> _ACTION ITEM_
Exactly as they stand, write out all of the entries again.

<<<<

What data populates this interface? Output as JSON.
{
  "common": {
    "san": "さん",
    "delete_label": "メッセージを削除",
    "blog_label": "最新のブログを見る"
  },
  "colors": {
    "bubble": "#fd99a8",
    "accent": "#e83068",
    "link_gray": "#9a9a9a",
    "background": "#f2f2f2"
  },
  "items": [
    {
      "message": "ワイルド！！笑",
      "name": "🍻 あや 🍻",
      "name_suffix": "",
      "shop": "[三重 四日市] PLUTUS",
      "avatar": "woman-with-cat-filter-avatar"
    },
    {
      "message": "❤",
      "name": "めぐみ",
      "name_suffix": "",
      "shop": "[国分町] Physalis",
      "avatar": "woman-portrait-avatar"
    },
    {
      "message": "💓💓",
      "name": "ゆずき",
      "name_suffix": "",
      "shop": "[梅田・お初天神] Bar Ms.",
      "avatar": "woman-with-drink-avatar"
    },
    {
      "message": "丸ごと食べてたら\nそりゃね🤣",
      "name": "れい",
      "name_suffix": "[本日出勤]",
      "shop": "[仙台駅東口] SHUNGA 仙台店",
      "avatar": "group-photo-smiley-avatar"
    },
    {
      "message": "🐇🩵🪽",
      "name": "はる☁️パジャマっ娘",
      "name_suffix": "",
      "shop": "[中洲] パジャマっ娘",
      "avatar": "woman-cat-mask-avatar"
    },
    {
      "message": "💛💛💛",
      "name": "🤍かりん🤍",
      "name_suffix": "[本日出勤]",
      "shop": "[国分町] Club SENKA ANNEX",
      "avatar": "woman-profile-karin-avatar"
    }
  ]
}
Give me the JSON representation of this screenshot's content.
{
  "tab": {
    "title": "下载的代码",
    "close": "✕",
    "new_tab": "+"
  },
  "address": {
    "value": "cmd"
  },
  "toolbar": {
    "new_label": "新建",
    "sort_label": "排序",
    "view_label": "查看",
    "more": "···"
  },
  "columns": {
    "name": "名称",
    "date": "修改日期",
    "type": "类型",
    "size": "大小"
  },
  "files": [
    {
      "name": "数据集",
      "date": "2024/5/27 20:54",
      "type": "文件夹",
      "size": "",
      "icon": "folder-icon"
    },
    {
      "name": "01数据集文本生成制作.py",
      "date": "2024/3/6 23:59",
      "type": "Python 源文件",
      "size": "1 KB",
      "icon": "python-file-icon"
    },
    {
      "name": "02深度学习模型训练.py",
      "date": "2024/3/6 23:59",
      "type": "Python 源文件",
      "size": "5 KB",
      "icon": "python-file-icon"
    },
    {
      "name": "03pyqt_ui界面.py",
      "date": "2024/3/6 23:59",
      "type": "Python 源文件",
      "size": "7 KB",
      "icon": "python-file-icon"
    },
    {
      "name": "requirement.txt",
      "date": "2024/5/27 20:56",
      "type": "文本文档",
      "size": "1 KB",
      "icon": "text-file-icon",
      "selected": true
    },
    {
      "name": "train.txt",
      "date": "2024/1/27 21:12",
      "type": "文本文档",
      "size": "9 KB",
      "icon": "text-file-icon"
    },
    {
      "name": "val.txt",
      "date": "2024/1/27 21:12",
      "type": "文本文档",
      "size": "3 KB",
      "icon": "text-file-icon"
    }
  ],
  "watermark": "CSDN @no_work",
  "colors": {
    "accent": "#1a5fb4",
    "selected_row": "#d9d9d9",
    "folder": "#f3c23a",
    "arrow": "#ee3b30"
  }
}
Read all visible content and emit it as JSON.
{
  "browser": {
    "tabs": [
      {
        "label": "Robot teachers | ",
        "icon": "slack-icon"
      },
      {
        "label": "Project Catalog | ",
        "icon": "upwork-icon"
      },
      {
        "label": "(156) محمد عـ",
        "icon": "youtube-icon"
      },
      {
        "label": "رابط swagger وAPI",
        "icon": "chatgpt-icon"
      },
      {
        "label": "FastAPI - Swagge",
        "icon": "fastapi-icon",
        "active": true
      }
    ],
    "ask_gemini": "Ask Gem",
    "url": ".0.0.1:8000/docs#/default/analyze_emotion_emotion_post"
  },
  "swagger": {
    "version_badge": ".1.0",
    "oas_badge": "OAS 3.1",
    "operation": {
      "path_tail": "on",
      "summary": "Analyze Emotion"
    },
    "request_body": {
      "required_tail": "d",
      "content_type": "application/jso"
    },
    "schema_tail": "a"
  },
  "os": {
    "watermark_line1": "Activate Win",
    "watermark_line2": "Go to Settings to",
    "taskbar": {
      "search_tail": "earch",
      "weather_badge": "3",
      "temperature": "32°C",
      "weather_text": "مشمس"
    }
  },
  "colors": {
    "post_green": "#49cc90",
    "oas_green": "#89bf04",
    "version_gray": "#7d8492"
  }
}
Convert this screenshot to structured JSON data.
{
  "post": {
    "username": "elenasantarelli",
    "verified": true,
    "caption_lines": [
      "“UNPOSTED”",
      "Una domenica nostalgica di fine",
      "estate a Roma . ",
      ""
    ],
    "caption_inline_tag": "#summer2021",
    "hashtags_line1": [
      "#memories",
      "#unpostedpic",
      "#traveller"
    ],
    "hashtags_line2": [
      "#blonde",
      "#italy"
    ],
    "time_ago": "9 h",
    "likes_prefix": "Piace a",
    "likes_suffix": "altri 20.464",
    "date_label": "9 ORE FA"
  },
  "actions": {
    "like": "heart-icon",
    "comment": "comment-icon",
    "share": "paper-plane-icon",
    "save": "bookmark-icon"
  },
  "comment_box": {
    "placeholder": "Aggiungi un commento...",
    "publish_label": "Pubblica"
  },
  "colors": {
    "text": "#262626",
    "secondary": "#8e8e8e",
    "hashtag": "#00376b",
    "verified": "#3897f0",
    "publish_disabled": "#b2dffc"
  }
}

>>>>

> _ANSWER TO THIS EXERCISE_
What data populates this interface? Output as JSON.
{
  "common": {
    "san": "さん",
    "delete_label": "メッセージを削除",
    "blog_label": "最新のブログを見る"
  },
  "colors": {
    "bubble": "#fd99a8",
    "accent": "#e83068",
    "link_gray": "#9a9a9a",
    "background": "#f2f2f2"
  },
  "items": [
    {
      "message": "ワイルド！！笑",
      "name": "🍻 あや 🍻",
      "name_suffix": "",
      "shop": "[三重 四日市] PLUTUS",
      "avatar": "woman-with-cat-filter-avatar"
    },
    {
      "message": "❤",
      "name": "めぐみ",
      "name_suffix": "",
      "shop": "[国分町] Physalis",
      "avatar": "woman-portrait-avatar"
    },
    {
      "message": "💓💓",
      "name": "ゆずき",
      "name_suffix": "",
      "shop": "[梅田・お初天神] Bar Ms.",
      "avatar": "woman-with-drink-avatar"
    },
    {
      "message": "丸ごと食べてたら\nそりゃね🤣",
      "name": "れい",
      "name_suffix": "[本日出勤]",
      "shop": "[仙台駅東口] SHUNGA 仙台店",
      "avatar": "group-photo-smiley-avatar"
    },
    {
      "message": "🐇🩵🪽",
      "name": "はる☁️パジャマっ娘",
      "name_suffix": "",
      "shop": "[中洲] パジャマっ娘",
      "avatar": "woman-cat-mask-avatar"
    },
    {
      "message": "💛💛💛",
      "name": "🤍かりん🤍",
      "name_suffix": "[本日出勤]",
      "shop": "[国分町] Club SENKA ANNEX",
      "avatar": "woman-profile-karin-avatar"
    }
  ]
}
Give me the JSON representation of this screenshot's content.
{
  "tab": {
    "title": "下载的代码",
    "close": "✕",
    "new_tab": "+"
  },
  "address": {
    "value": "cmd"
  },
  "toolbar": {
    "new_label": "新建",
    "sort_label": "排序",
    "view_label": "查看",
    "more": "···"
  },
  "columns": {
    "name": "名称",
    "date": "修改日期",
    "type": "类型",
    "size": "大小"
  },
  "files": [
    {
      "name": "数据集",
      "date": "2024/5/27 20:54",
      "type": "文件夹",
      "size": "",
      "icon": "folder-icon"
    },
    {
      "name": "01数据集文本生成制作.py",
      "date": "2024/3/6 23:59",
      "type": "Python 源文件",
      "size": "1 KB",
      "icon": "python-file-icon"
    },
    {
      "name": "02深度学习模型训练.py",
      "date": "2024/3/6 23:59",
      "type": "Python 源文件",
      "size": "5 KB",
      "icon": "python-file-icon"
    },
    {
      "name": "03pyqt_ui界面.py",
      "date": "2024/3/6 23:59",
      "type": "Python 源文件",
      "size": "7 KB",
      "icon": "python-file-icon"
    },
    {
      "name": "requirement.txt",
      "date": "2024/5/27 20:56",
      "type": "文本文档",
      "size": "1 KB",
      "icon": "text-file-icon",
      "selected": true
    },
    {
      "name": "train.txt",
      "date": "2024/1/27 21:12",
      "type": "文本文档",
      "size": "9 KB",
      "icon": "text-file-icon"
    },
    {
      "name": "val.txt",
      "date": "2024/1/27 21:12",
      "type": "文本文档",
      "size": "3 KB",
      "icon": "text-file-icon"
    }
  ],
  "watermark": "CSDN @no_work",
  "colors": {
    "accent": "#1a5fb4",
    "selected_row": "#d9d9d9",
    "folder": "#f3c23a",
    "arrow": "#ee3b30"
  }
}
Read all visible content and emit it as JSON.
{
  "browser": {
    "tabs": [
      {
        "label": "Robot teachers | ",
        "icon": "slack-icon"
      },
      {
        "label": "Project Catalog | ",
        "icon": "upwork-icon"
      },
      {
        "label": "(156) محمد عـ",
        "icon": "youtube-icon"
      },
      {
        "label": "رابط swagger وAPI",
        "icon": "chatgpt-icon"
      },
      {
        "label": "FastAPI - Swagge",
        "icon": "fastapi-icon",
        "active": true
      }
    ],
    "ask_gemini": "Ask Gem",
    "url": ".0.0.1:8000/docs#/default/analyze_emotion_emotion_post"
  },
  "swagger": {
    "version_badge": ".1.0",
    "oas_badge": "OAS 3.1",
    "operation": {
      "path_tail": "on",
      "summary": "Analyze Emotion"
    },
    "request_body": {
      "required_tail": "d",
      "content_type": "application/jso"
    },
    "schema_tail": "a"
  },
  "os": {
    "watermark_line1": "Activate Win",
    "watermark_line2": "Go to Settings to",
    "taskbar": {
      "search_tail": "earch",
      "weather_badge": "3",
      "temperature": "32°C",
      "weather_text": "مشمس"
    }
  },
  "colors": {
    "post_green": "#49cc90",
    "oas_green": "#89bf04",
    "version_gray": "#7d8492"
  }
}
Convert this screenshot to structured JSON data.
{
  "post": {
    "username": "elenasantarelli",
    "verified": true,
    "caption_lines": [
      "“UNPOSTED”",
      "Una domenica nostalgica di fine",
      "estate a Roma . ",
      ""
    ],
    "caption_inline_tag": "#summer2021",
    "hashtags_line1": [
      "#memories",
      "#unpostedpic",
      "#traveller"
    ],
    "hashtags_line2": [
      "#blonde",
      "#italy"
    ],
    "time_ago": "9 h",
    "likes_prefix": "Piace a",
    "likes_suffix": "altri 20.464",
    "date_label": "9 ORE FA"
  },
  "actions": {
    "like": "heart-icon",
    "comment": "comment-icon",
    "share": "paper-plane-icon",
    "save": "bookmark-icon"
  },
  "comment_box": {
    "placeholder": "Aggiungi un commento...",
    "publish_label": "Pubblica"
  },
  "colors": {
    "text": "#262626",
    "secondary": "#8e8e8e",
    "hashtag": "#00376b",
    "verified": "#3897f0",
    "publish_disabled": "#b2dffc"
  }
}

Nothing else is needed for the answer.